- Unbeliebable: White House turns Bieber petition response into immigration screed
- Obama signs law denying Iran ambassador’s visa, but says law is ‘advisory’
- Mich. judge to laughing convicted killer: ‘I hope you die in prison’
- Man charged in Kansas City-area highway shootings
- Keystone XL pipeline still on hold after State Dept. decision
- Fla. man charged with killing 16-month-old son to play Xbox undisturbed
- Drones from the deep: Pentagon develops ocean-floor attack robots
- Michigan mayor slaps back atheists’ try to erect ‘reason station’ at city hall
- PHILLIPS: Where is the conservative establishment?
- 7.5-magnitude earthquake shakes southern Mexico
Latest Frank Sharry Items
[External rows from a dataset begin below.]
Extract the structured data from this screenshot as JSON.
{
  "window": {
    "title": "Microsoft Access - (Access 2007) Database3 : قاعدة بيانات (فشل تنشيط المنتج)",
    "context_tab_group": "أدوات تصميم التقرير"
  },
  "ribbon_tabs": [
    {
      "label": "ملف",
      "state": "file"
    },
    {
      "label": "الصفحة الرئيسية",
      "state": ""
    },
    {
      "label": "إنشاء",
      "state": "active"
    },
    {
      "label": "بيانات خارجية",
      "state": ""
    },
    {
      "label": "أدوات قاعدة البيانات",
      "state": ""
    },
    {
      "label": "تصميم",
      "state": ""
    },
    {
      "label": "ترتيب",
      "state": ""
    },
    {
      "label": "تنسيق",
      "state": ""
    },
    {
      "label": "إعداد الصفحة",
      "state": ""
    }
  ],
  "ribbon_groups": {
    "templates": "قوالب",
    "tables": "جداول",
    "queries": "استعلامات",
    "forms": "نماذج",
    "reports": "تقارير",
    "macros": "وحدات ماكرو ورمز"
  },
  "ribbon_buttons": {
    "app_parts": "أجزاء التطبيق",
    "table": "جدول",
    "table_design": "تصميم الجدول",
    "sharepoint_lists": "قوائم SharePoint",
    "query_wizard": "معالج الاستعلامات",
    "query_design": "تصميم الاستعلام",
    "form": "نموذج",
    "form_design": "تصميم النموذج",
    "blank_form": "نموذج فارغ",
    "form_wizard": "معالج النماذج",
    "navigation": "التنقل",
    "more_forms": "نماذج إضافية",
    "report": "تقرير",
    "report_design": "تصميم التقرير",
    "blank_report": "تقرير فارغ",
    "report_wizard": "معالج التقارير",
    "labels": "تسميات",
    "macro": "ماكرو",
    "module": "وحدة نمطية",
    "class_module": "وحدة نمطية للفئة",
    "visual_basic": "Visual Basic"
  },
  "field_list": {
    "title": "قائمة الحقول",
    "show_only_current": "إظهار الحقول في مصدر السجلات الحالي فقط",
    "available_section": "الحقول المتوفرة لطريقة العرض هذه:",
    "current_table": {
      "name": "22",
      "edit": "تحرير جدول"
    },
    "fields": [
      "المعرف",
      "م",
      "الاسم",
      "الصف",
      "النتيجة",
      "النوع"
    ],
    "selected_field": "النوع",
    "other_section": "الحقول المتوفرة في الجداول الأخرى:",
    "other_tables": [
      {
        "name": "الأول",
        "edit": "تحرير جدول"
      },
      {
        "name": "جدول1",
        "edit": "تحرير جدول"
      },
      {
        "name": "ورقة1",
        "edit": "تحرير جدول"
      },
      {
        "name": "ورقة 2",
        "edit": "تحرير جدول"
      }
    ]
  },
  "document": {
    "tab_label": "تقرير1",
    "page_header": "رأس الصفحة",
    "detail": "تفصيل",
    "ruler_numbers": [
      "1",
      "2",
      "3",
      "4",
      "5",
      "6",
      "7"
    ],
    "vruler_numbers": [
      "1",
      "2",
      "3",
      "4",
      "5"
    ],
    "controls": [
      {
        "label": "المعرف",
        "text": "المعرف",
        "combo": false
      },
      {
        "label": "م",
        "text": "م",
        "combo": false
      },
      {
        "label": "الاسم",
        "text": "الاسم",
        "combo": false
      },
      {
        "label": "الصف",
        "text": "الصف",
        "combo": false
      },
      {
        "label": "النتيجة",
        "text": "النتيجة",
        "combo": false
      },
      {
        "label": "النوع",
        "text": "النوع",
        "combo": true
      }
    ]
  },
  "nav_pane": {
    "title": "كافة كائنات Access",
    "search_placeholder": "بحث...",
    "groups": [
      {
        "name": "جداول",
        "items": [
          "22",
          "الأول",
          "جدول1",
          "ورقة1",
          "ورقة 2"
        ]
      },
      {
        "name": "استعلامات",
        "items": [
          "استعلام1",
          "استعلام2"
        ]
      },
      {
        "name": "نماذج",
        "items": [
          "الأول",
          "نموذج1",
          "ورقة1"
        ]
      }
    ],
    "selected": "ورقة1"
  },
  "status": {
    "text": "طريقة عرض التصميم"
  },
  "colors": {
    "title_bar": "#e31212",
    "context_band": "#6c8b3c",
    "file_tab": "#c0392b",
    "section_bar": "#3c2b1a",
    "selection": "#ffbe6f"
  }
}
President Barack Obama's new promise to seek ways to ease his administration's rate of deportations aims to mollify angry immigrant advocates but carries risks for a White House that has insisted it has little recourse.
The Senate immigration bill would put about 8 million illegal immigrants on a path to citizenship, boost the economy and stop about 2 million would-be illegal immigrants — about half of the expected total over the next decade — from entering the U.S., according to the first government evaluation of the proposal released Wednesday.
The election has strengthened President Obama's hand on immigration, and Dream Act organizers said it likely means a flood of hundreds of thousands of new applications for his nondeportation policy — but it's not clear that anything has changed in the decade-long stalemate in Congress on the issue.
President Obama's speech Friday to one of the country's largest Hispanic organizations has changed from a potential trip through the gantlet into what amounts to a victory lap after he announced last week that he was unilaterally halting deportations of young illegal immigrants.
Mitt Romney collected the endorsements Wednesday of the architect of Arizona's immigration-crackdown law, completing a journey that has taken him from lukewarm support of legalization to the Republican presidential field's most ardent opponent of amnesty.
Immigration ties politicians in knots.